    Buoyed by the police shootings, the Detroit City Council is working with Mayor David Bing to expedite a new city ordinance to hold property owners more accountable for their properties. The Mayor’s office is also using data to examine the correlation between crime and vacancies, which will inform the demolition of 3,000 rundown homes this year that will “cut crime and improve quality of life.”
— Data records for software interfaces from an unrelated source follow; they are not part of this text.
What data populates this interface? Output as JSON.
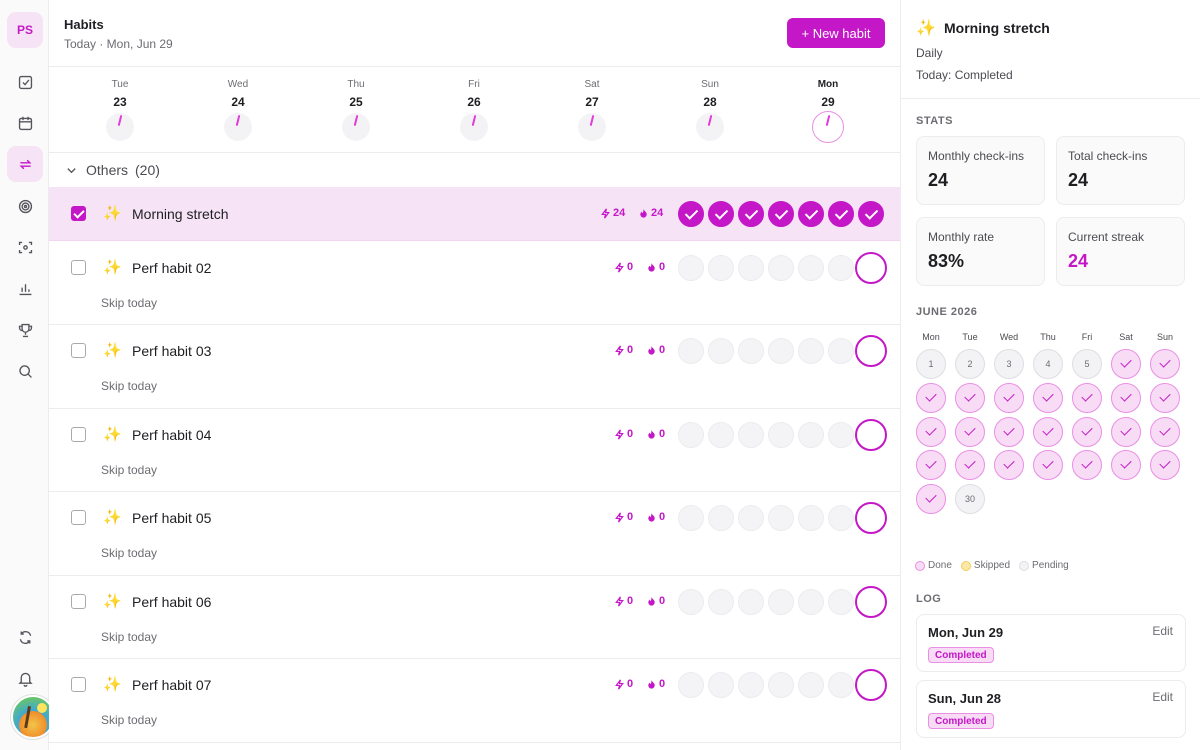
{
  "user": {
    "initials": "PS"
  },
  "header": {
    "title": "Habits",
    "subtitle": "Today · Mon, Jun 29",
    "new_button": "+ New habit"
  },
  "week": [
    {
      "name": "Tue",
      "date": "23"
    },
    {
      "name": "Wed",
      "date": "24"
    },
    {
      "name": "Thu",
      "date": "25"
    },
    {
      "name": "Fri",
      "date": "26"
    },
    {
      "name": "Sat",
      "date": "27"
    },
    {
      "name": "Sun",
      "date": "28"
    },
    {
      "name": "Mon",
      "date": "29"
    }
  ],
  "group": {
    "name": "Others",
    "count": "(20)"
  },
  "habits": [
    {
      "name": "Morning stretch",
      "streak": "24",
      "total": "24",
      "skip": ""
    },
    {
      "name": "Perf habit 02",
      "streak": "0",
      "total": "0",
      "skip": "Skip today"
    },
    {
      "name": "Perf habit 03",
      "streak": "0",
      "total": "0",
      "skip": "Skip today"
    },
    {
      "name": "Perf habit 04",
      "streak": "0",
      "total": "0",
      "skip": "Skip today"
    },
    {
      "name": "Perf habit 05",
      "streak": "0",
      "total": "0",
      "skip": "Skip today"
    },
    {
      "name": "Perf habit 06",
      "streak": "0",
      "total": "0",
      "skip": "Skip today"
    },
    {
      "name": "Perf habit 07",
      "streak": "0",
      "total": "0",
      "skip": "Skip today"
    }
  ],
  "panel": {
    "title": "Morning stretch",
    "frequency": "Daily",
    "today_status": "Today: Completed",
    "stats_heading": "STATS",
    "stats": [
      {
        "label": "Monthly check-ins",
        "value": "24"
      },
      {
        "label": "Total check-ins",
        "value": "24"
      },
      {
        "label": "Monthly rate",
        "value": "83%"
      },
      {
        "label": "Current streak",
        "value": "24"
      }
    ],
    "calendar_heading": "JUNE 2026",
    "weekdays": [
      "Mon",
      "Tue",
      "Wed",
      "Thu",
      "Fri",
      "Sat",
      "Sun"
    ],
    "calendar_numbers": {
      "d1": "1",
      "d2": "2",
      "d3": "3",
      "d4": "4",
      "d5": "5",
      "d30": "30"
    },
    "legend": {
      "done": "Done",
      "skipped": "Skipped",
      "pending": "Pending"
    },
    "log_heading": "LOG",
    "log": [
      {
        "date": "Mon, Jun 29",
        "status": "Completed",
        "edit": "Edit"
      },
      {
        "date": "Sun, Jun 28",
        "status": "Completed",
        "edit": "Edit"
      }
    ]
  },
  "colors": {
    "accent": "#c417c7",
    "accent_soft": "#f6e3f6",
    "sparkle": "#f2b515"
  }
}
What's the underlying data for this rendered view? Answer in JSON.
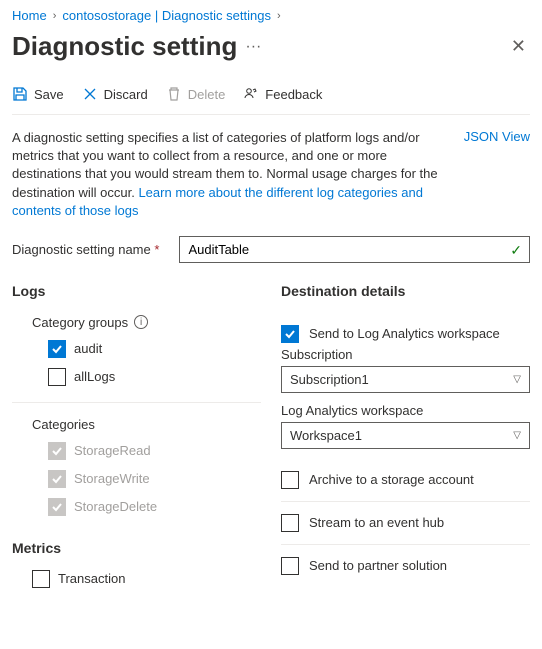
{
  "breadcrumb": {
    "home": "Home",
    "storage": "contosostorage | Diagnostic settings"
  },
  "title": "Diagnostic setting",
  "toolbar": {
    "save": "Save",
    "discard": "Discard",
    "delete": "Delete",
    "feedback": "Feedback"
  },
  "description": "A diagnostic setting specifies a list of categories of platform logs and/or metrics that you want to collect from a resource, and one or more destinations that you would stream them to. Normal usage charges for the destination will occur. ",
  "learn_more": "Learn more about the different log categories and contents of those logs",
  "json_view": "JSON View",
  "name_label": "Diagnostic setting name",
  "name_value": "AuditTable",
  "logs": {
    "heading": "Logs",
    "category_groups": "Category groups",
    "audit": "audit",
    "allLogs": "allLogs",
    "categories": "Categories",
    "storageRead": "StorageRead",
    "storageWrite": "StorageWrite",
    "storageDelete": "StorageDelete"
  },
  "metrics": {
    "heading": "Metrics",
    "transaction": "Transaction"
  },
  "dest": {
    "heading": "Destination details",
    "la": "Send to Log Analytics workspace",
    "sub_label": "Subscription",
    "sub_value": "Subscription1",
    "ws_label": "Log Analytics workspace",
    "ws_value": "Workspace1",
    "archive": "Archive to a storage account",
    "eventhub": "Stream to an event hub",
    "partner": "Send to partner solution"
  }
}
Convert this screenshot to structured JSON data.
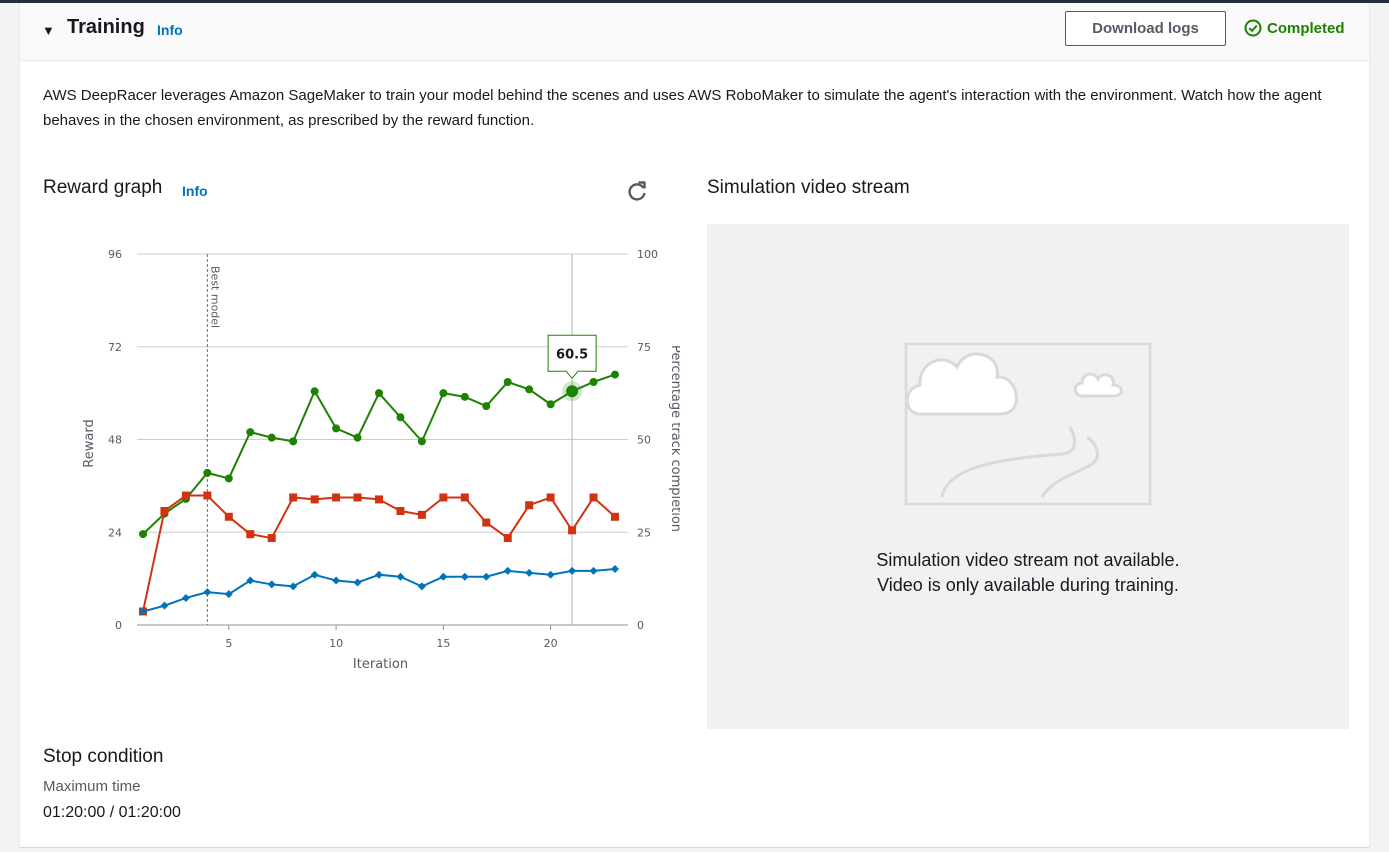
{
  "section": {
    "title": "Training",
    "info_label": "Info",
    "download_label": "Download logs",
    "status_label": "Completed"
  },
  "description": "AWS DeepRacer leverages Amazon SageMaker to train your model behind the scenes and uses AWS RoboMaker to simulate the agent's interaction with the environment. Watch how the agent behaves in the chosen environment, as prescribed by the reward function.",
  "reward_graph": {
    "title": "Reward graph",
    "info_label": "Info",
    "best_model_label": "Best model",
    "tooltip_value": "60.5"
  },
  "simulation": {
    "title": "Simulation video stream",
    "message_line1": "Simulation video stream not available.",
    "message_line2": "Video is only available during training."
  },
  "stop_condition": {
    "title": "Stop condition",
    "label": "Maximum time",
    "value": "01:20:00 / 01:20:00"
  },
  "colors": {
    "green": "#1d8102",
    "red": "#d13212",
    "blue": "#0073bb",
    "link": "#0073bb"
  },
  "chart_data": {
    "type": "line",
    "xlabel": "Iteration",
    "ylabel": "Reward",
    "y2label": "Percentage track completion",
    "xlim": [
      1,
      23
    ],
    "ylim": [
      0,
      96
    ],
    "y2lim": [
      0,
      100
    ],
    "xticks": [
      5,
      10,
      15,
      20
    ],
    "yticks": [
      0,
      24,
      48,
      72,
      96
    ],
    "y2ticks": [
      0,
      25,
      50,
      75,
      100
    ],
    "best_model_iteration": 4,
    "hover_iteration": 21,
    "x": [
      1,
      2,
      3,
      4,
      5,
      6,
      7,
      8,
      9,
      10,
      11,
      12,
      13,
      14,
      15,
      16,
      17,
      18,
      19,
      20,
      21,
      22,
      23
    ],
    "series": [
      {
        "color": "#1d8102",
        "marker": "circle",
        "axis": "y2",
        "values": [
          24.5,
          30,
          34,
          41,
          39.5,
          52,
          50.5,
          49.5,
          63,
          53,
          50.5,
          62.5,
          56,
          49.5,
          62.5,
          61.5,
          59,
          65.5,
          63.5,
          59.5,
          63,
          65.5,
          67.5
        ]
      },
      {
        "color": "#d13212",
        "marker": "square",
        "axis": "y",
        "values": [
          3.5,
          29.5,
          33.5,
          33.5,
          28,
          23.5,
          22.5,
          33,
          32.5,
          33,
          33,
          32.5,
          29.5,
          28.5,
          33,
          33,
          26.5,
          22.5,
          31,
          33,
          24.5,
          33,
          28
        ]
      },
      {
        "color": "#0073bb",
        "marker": "diamond",
        "axis": "y",
        "values": [
          3.5,
          5,
          7,
          8.5,
          8,
          11.5,
          10.5,
          10,
          13,
          11.5,
          11,
          13,
          12.5,
          10,
          12.5,
          12.5,
          12.5,
          14,
          13.5,
          13,
          14,
          14,
          14.5
        ]
      }
    ]
  }
}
Real property in the United States is deeply entrenched in constitutional statutes that protect the rights vested through ownership.  The vast web of legal control is designed to support private enjoyment and curtail unnecessary interference from the government.  These fundamental characteristics of American property law can create enormous obstacles for cities and towns striving to remedy issues of property abandonment and vacancy.  Abandoned properties often slip into a state of legal limbo because the motivation of ownership has been lost through financial hardships, or diluted by the anonymous nature of institutional investment vehicles.  This is where the powerful yet controversial tool of eminent domain comes into play.  The Kelo backlash has put shrinking cities in a difficult position in that eminent domain is a critical component to redeveloping vacancy induced blight on a neighborhood scale.  As noted in a previous post, the East Baltimore Development project run by EBDI has created a very equitable relocation program for displaced residents of the Middle East Baltimore neighborhood.  This relocation program is just one several components that make the East Baltimore project a model for effective Kelo prescribed eminent domain authority.  The foundation of the east Baltimore model is community involvement. Neighborhood residents have substantial interaction with the project in all phases. Numerous channels of communication have been established, and multiple organizations such as the resident-formed Save Middle East Action Committee (SMEAC) and the Annie E Casey Foundation ensure resident voices are heard.  These measures have created an open and collaborative dialogue between EBDI and neighborhood residents.  While progress has been made, statutory reform is required to make the East Baltimore model the standard rather than an outlier.  As Jim Kelly, director of the Community Development Clinic at the University of Baltimore puts it, ‘if eminent domain is ever to play its essential role in a just redevelopment of a severely deteriorated urban neighborhood, then the rights of residents to plan the redevelopment and remain in the redeveloped community must be guaranteed by law.”